● **Saved data entries**:
=== Section Start ===

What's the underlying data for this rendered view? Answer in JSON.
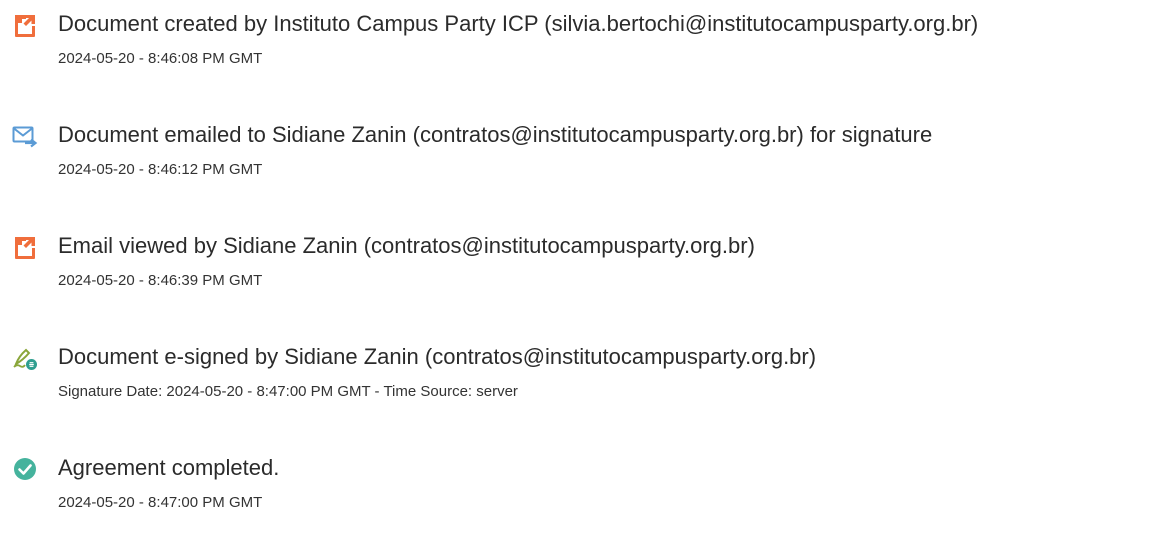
{
  "colors": {
    "document_icon": "#f06e3c",
    "email_icon": "#5b9bd5",
    "esign_icon": "#8aa63a",
    "esign_badge": "#2e9e8f",
    "check_icon": "#45b39d",
    "title_text": "#2b2b2b",
    "detail_text": "#333333"
  },
  "events": [
    {
      "icon": "document-created-icon",
      "title": "Document created by Instituto Campus Party ICP (silvia.bertochi@institutocampusparty.org.br)",
      "detail": "2024-05-20 - 8:46:08 PM GMT"
    },
    {
      "icon": "email-sent-icon",
      "title": "Document emailed to Sidiane Zanin (contratos@institutocampusparty.org.br) for signature",
      "detail": "2024-05-20 - 8:46:12 PM GMT"
    },
    {
      "icon": "document-viewed-icon",
      "title": "Email viewed by Sidiane Zanin (contratos@institutocampusparty.org.br)",
      "detail": "2024-05-20 - 8:46:39 PM GMT"
    },
    {
      "icon": "esign-pen-icon",
      "title": "Document e-signed by Sidiane Zanin (contratos@institutocampusparty.org.br)",
      "detail": "Signature Date: 2024-05-20 - 8:47:00 PM GMT - Time Source: server"
    },
    {
      "icon": "check-circle-icon",
      "title": "Agreement completed.",
      "detail": "2024-05-20 - 8:47:00 PM GMT"
    }
  ]
}
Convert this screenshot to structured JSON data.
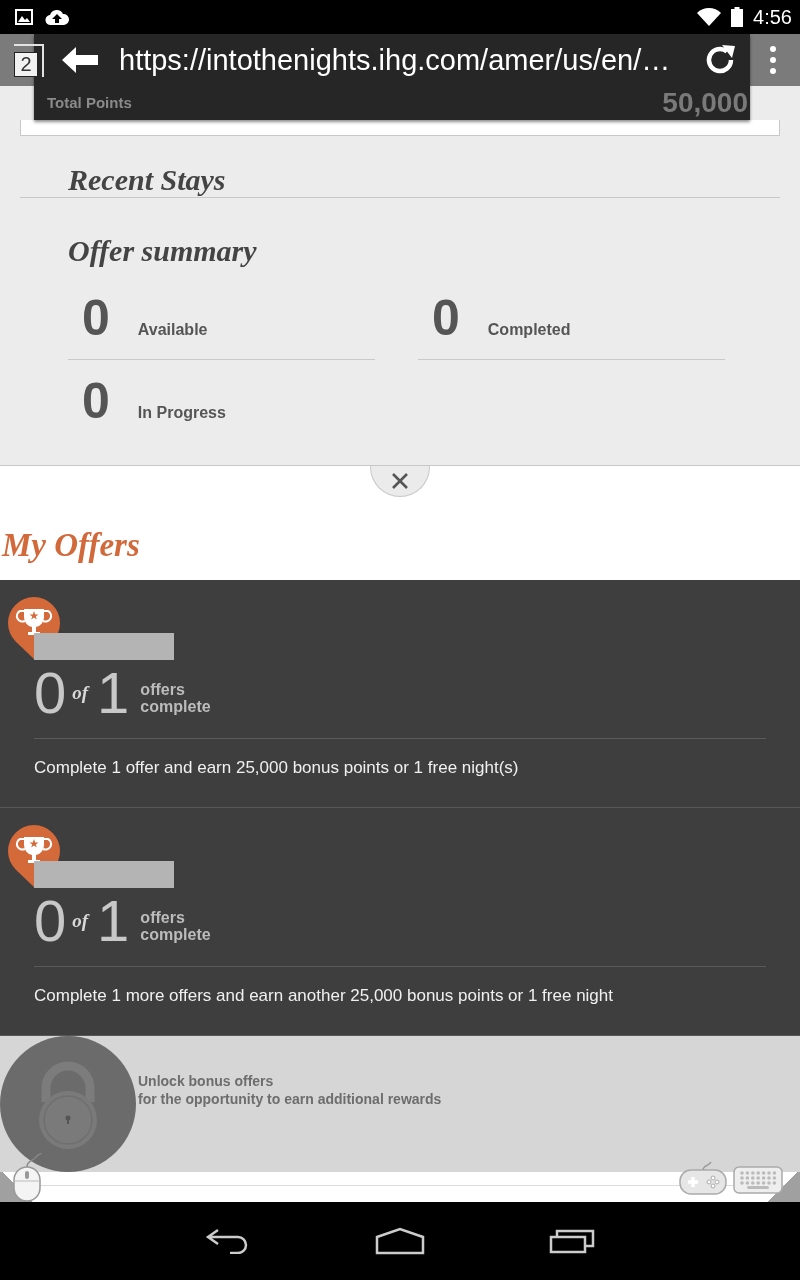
{
  "status_bar": {
    "time": "4:56"
  },
  "browser_toolbar": {
    "tab_count": "2",
    "url": "https://intothenights.ihg.com/amer/us/en/…"
  },
  "points_header": {
    "label": "Total Points",
    "value": "50,000"
  },
  "recent_stays": {
    "title": "Recent Stays"
  },
  "offer_summary": {
    "title": "Offer summary",
    "stats": [
      {
        "count": "0",
        "label": "Available"
      },
      {
        "count": "0",
        "label": "Completed"
      },
      {
        "count": "0",
        "label": "In Progress"
      }
    ]
  },
  "my_offers": {
    "title": "My Offers",
    "offers": [
      {
        "level": 0,
        "done": "0",
        "joiner": "of",
        "total": "1",
        "caption": "offers complete",
        "description": "Complete 1 offer and earn 25,000 bonus points or 1 free night(s)"
      },
      {
        "level": 0,
        "done": "0",
        "joiner": "of",
        "total": "1",
        "caption": "offers complete",
        "description": "Complete 1 more offers and earn another 25,000 bonus points or 1 free night"
      }
    ]
  },
  "unlock": {
    "title": "Unlock bonus offers",
    "subtitle": "for the opportunity to earn additional rewards"
  }
}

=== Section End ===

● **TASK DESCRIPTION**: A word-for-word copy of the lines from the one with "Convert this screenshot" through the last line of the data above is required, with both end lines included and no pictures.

● **RESPONSE**:
Convert this screenshot to structured JSON data.
{
  "status_bar": {
    "time": "4:56"
  },
  "browser_toolbar": {
    "tab_count": "2",
    "url": "https://intothenights.ihg.com/amer/us/en/…"
  },
  "points_header": {
    "label": "Total Points",
    "value": "50,000"
  },
  "recent_stays": {
    "title": "Recent Stays"
  },
  "offer_summary": {
    "title": "Offer summary",
    "stats": [
      {
        "count": "0",
        "label": "Available"
      },
      {
        "count": "0",
        "label": "Completed"
      },
      {
        "count": "0",
        "label": "In Progress"
      }
    ]
  },
  "my_offers": {
    "title": "My Offers",
    "offers": [
      {
        "level": 0,
        "done": "0",
        "joiner": "of",
        "total": "1",
        "caption": "offers complete",
        "description": "Complete 1 offer and earn 25,000 bonus points or 1 free night(s)"
      },
      {
        "level": 0,
        "done": "0",
        "joiner": "of",
        "total": "1",
        "caption": "offers complete",
        "description": "Complete 1 more offers and earn another 25,000 bonus points or 1 free night"
      }
    ]
  },
  "unlock": {
    "title": "Unlock bonus offers",
    "subtitle": "for the opportunity to earn additional rewards"
  }
}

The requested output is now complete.